Using a tape measure and a scale together help predict which teens have potentially dangerous levels of body fat, Canadian researchers have found.
The commonly used body mass index is based on someone's weight and height but it doesn't tell the difference between lean muscle and fat, or properly distinguish between different body frames, particularly in teens who are growing quickly.
To test if adding waist circumference is a better indicator, Dr. Michael Khoury of the University of Toronto and the Hospital for Sick Children and his co-authors analyzed data on 4,104 students in Grade 9 in the Niagara Region.
The students' heights, weights and waistlines were measured, their blood pressure and cholesterol levels were checked.
"Waist measures appear to be important discriminating measurements when assessing lipid and blood pressure measurements in adolescents with high BMI and should be included when screening" overweight and obese adolescents, the study's authors concluded in this week’s issue of the Archives of Pediatrics & Adolescent Medicine.

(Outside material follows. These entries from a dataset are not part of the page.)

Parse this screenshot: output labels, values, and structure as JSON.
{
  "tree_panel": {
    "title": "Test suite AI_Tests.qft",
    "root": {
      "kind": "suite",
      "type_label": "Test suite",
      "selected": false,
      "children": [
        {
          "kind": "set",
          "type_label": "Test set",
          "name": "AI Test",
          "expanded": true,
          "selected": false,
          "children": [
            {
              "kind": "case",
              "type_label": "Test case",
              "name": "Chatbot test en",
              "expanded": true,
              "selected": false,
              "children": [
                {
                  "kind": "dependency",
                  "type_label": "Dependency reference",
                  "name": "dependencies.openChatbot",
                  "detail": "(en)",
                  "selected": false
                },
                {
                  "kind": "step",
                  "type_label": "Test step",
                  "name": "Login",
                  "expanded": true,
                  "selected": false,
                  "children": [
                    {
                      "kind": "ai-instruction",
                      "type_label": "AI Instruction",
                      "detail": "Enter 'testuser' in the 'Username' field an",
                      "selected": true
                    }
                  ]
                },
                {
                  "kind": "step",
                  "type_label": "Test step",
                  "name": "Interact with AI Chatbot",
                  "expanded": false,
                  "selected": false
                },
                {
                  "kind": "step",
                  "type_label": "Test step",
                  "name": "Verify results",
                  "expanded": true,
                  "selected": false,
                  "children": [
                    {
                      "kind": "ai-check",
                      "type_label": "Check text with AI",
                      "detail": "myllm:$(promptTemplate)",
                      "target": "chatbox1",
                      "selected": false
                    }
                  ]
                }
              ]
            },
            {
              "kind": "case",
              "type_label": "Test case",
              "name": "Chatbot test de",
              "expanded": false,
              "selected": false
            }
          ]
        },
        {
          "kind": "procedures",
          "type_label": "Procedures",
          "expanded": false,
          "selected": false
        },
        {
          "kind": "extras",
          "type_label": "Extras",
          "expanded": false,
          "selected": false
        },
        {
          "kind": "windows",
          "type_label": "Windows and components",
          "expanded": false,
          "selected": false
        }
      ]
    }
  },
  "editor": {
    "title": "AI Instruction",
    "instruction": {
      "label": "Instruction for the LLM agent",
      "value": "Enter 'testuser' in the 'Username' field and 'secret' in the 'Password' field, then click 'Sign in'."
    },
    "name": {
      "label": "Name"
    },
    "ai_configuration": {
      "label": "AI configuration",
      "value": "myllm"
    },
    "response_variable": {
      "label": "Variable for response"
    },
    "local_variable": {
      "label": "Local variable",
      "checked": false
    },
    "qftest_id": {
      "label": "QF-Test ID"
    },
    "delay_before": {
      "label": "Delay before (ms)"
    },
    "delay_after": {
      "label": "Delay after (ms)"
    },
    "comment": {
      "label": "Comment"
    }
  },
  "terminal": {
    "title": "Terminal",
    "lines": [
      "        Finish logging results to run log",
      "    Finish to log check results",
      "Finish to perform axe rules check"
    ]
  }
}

Obese and overweight children with moderate waistlines had slightly elevated fat levels, the researchers found. Those with BMIs in the normal to overweight category with normal waist measurements tended to have healthy blood pressure and no cholesterol problems.
The study's authors said they were unable to take multiple blood pressure measurements.
The race, ethnicity and stage of puberty of the subjects weren't recorded.
A second study appearing in the journal PLoS One concluded that in adults, waist circumference consistently predicted risk of death.
Dr. Nirav Shah and Eric Braverman of Weill Cornell Medical College in New York estimated about 39 per cent of Americans who are classified as slightly overweight by BMI are probably obese when body fat is measured directly using X-ray imaging.
"Obesity, body fat and increased adiposity are more prevalent than the American public and American physicians are aware of," the pair concluded.